◆ Listed entries:
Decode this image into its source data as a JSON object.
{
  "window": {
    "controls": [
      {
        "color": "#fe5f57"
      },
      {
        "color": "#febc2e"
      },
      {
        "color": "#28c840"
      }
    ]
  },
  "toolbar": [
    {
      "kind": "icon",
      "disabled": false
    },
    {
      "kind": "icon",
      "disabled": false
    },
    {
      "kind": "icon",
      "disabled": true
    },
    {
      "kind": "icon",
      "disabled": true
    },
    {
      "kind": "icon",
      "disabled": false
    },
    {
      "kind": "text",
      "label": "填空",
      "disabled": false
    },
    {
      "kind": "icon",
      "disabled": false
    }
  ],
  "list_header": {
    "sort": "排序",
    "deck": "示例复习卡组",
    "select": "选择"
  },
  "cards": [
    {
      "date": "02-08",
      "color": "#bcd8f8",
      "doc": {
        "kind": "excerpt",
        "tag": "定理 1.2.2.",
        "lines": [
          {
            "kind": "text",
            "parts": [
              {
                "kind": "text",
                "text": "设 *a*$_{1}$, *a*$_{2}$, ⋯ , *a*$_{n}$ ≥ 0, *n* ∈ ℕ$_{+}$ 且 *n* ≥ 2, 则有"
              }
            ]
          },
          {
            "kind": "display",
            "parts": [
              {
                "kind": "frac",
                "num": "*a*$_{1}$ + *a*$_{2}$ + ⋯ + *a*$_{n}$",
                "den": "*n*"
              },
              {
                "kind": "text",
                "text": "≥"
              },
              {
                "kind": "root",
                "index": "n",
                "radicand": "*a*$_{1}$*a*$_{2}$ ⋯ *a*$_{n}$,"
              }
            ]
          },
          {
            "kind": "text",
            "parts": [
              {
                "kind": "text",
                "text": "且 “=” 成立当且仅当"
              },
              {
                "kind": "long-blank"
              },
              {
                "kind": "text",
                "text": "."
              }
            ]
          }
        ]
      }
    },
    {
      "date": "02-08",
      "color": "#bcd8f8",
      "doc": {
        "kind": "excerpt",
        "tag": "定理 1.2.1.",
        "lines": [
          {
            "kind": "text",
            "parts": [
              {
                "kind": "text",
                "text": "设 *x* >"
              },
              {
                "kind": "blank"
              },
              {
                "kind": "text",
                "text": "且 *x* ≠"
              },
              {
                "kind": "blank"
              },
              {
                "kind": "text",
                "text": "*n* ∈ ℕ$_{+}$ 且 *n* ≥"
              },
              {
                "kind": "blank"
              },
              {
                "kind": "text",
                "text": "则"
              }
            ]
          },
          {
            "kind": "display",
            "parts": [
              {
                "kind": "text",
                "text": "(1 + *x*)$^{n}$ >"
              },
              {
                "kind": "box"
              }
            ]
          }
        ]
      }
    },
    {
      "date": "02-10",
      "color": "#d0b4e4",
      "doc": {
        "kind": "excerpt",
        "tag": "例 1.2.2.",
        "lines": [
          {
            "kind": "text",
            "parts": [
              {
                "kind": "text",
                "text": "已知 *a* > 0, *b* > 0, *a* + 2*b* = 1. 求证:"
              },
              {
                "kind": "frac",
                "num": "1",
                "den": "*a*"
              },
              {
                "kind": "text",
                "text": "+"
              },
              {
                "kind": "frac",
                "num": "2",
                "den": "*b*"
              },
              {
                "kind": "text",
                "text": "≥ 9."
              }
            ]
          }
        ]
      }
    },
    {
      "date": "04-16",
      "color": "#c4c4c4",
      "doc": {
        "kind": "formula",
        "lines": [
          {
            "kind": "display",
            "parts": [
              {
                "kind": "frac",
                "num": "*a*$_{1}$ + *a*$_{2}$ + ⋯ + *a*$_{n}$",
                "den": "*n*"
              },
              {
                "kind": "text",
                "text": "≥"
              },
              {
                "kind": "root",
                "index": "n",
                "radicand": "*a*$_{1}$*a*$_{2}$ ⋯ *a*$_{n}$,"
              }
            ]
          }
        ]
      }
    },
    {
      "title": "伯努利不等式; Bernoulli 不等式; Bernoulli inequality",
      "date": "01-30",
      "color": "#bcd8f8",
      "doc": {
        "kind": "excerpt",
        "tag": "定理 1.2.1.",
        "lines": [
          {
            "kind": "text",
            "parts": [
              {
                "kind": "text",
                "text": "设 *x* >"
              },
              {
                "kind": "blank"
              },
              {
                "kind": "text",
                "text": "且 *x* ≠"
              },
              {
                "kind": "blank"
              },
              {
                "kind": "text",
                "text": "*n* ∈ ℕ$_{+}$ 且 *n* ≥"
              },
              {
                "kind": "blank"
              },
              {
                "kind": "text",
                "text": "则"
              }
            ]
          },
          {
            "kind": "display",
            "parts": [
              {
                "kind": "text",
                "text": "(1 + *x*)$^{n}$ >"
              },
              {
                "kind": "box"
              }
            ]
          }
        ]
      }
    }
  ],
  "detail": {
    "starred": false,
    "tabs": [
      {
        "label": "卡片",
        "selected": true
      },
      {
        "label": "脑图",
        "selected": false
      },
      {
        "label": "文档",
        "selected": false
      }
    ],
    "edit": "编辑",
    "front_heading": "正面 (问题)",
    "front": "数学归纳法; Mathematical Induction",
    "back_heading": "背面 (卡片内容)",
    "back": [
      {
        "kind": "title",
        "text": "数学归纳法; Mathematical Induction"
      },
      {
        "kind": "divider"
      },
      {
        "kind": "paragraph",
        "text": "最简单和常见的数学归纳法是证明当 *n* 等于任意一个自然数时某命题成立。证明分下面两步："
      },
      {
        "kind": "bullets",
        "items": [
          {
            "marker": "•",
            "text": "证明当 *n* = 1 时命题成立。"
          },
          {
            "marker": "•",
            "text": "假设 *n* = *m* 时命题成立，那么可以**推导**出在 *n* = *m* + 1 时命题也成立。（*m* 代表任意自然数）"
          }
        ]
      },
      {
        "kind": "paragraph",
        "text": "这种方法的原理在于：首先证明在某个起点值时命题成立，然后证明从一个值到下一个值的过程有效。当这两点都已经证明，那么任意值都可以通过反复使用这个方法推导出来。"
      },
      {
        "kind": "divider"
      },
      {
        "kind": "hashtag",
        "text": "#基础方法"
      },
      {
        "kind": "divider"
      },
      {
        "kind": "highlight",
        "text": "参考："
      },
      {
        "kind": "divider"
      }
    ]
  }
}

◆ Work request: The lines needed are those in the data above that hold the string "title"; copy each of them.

◆ Worked solution:
      "title": "伯努利不等式; Bernoulli 不等式; Bernoulli inequality",
        "kind": "title",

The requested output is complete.